**Data extracts**
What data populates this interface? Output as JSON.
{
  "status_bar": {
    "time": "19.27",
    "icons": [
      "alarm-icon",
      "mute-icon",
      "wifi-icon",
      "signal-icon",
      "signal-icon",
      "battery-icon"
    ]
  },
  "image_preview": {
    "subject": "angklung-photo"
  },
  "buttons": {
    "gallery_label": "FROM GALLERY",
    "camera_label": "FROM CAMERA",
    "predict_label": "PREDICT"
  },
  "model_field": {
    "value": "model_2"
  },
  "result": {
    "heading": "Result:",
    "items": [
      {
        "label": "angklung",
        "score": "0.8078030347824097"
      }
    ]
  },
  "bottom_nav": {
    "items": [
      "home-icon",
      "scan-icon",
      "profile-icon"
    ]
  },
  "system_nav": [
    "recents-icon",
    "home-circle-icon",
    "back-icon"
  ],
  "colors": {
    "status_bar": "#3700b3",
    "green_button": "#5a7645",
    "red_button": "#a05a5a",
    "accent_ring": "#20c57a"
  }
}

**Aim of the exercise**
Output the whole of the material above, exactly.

**Exercise solution**
What data populates this interface? Output as JSON.
{
  "status_bar": {
    "time": "19.27",
    "icons": [
      "alarm-icon",
      "mute-icon",
      "wifi-icon",
      "signal-icon",
      "signal-icon",
      "battery-icon"
    ]
  },
  "image_preview": {
    "subject": "angklung-photo"
  },
  "buttons": {
    "gallery_label": "FROM GALLERY",
    "camera_label": "FROM CAMERA",
    "predict_label": "PREDICT"
  },
  "model_field": {
    "value": "model_2"
  },
  "result": {
    "heading": "Result:",
    "items": [
      {
        "label": "angklung",
        "score": "0.8078030347824097"
      }
    ]
  },
  "bottom_nav": {
    "items": [
      "home-icon",
      "scan-icon",
      "profile-icon"
    ]
  },
  "system_nav": [
    "recents-icon",
    "home-circle-icon",
    "back-icon"
  ],
  "colors": {
    "status_bar": "#3700b3",
    "green_button": "#5a7645",
    "red_button": "#a05a5a",
    "accent_ring": "#20c57a"
  }
}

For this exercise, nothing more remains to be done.